→ **What is needed**
Locate every line below that contains the word "title" and copy it.

(Entries from a dataset of interfaces)
------------------------------------------------
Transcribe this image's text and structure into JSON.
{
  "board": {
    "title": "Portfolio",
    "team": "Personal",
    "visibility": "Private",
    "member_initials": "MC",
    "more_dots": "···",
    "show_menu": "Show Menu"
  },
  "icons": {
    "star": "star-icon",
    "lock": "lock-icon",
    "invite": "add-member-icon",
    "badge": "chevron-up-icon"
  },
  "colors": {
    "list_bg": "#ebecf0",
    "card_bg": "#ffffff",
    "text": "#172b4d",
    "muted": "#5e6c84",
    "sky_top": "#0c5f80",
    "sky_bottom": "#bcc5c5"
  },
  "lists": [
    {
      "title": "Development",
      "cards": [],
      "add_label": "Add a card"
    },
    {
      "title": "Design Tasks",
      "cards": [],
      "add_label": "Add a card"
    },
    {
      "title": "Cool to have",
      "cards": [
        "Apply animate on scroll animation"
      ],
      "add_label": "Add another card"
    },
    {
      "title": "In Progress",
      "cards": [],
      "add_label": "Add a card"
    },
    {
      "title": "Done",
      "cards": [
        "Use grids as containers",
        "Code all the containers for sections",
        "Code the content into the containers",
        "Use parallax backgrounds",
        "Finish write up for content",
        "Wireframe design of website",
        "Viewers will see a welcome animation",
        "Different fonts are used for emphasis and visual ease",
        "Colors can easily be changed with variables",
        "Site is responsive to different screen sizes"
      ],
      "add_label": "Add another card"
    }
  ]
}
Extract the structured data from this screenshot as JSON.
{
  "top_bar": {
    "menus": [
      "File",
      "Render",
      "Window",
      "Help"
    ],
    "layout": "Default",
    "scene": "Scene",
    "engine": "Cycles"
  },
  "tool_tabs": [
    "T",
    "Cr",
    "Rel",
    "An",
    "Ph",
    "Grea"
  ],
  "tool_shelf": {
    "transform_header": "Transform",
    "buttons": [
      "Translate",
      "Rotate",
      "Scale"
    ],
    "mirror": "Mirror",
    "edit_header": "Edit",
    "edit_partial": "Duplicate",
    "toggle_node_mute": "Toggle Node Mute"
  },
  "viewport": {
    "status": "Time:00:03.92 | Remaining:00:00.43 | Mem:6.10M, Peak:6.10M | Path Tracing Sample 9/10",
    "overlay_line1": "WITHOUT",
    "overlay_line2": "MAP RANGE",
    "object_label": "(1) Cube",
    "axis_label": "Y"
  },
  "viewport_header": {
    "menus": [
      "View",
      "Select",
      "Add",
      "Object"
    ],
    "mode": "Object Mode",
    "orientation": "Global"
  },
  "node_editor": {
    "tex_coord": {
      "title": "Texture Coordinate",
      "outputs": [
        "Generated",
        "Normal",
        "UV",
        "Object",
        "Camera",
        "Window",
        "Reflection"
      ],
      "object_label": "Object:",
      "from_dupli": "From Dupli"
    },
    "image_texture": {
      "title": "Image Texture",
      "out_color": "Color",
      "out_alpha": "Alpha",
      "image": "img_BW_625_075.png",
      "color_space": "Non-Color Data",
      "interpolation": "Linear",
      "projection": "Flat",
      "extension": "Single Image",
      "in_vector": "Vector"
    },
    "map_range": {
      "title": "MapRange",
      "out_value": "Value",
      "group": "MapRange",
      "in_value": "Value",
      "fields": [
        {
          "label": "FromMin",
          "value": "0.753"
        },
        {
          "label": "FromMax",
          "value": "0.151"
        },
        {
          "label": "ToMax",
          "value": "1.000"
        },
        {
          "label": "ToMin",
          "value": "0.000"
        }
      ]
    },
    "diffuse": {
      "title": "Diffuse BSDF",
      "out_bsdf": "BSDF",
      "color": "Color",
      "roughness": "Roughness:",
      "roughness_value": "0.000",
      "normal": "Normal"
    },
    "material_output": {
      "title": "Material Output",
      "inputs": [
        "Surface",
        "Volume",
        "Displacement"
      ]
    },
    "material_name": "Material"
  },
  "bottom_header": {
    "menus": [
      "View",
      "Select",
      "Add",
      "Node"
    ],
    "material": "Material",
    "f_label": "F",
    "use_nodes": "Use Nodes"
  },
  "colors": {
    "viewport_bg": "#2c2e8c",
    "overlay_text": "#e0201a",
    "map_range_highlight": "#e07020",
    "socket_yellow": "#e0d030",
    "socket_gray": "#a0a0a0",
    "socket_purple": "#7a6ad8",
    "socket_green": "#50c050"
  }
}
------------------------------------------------
→ **Solved exercise**
    "title": "Portfolio",
      "title": "Development",
      "title": "Design Tasks",
      "title": "Cool to have",
      "title": "In Progress",
      "title": "Done",
      "title": "Texture Coordinate",
      "title": "Image Texture",
      "title": "MapRange",
      "title": "Diffuse BSDF",
      "title": "Material Output",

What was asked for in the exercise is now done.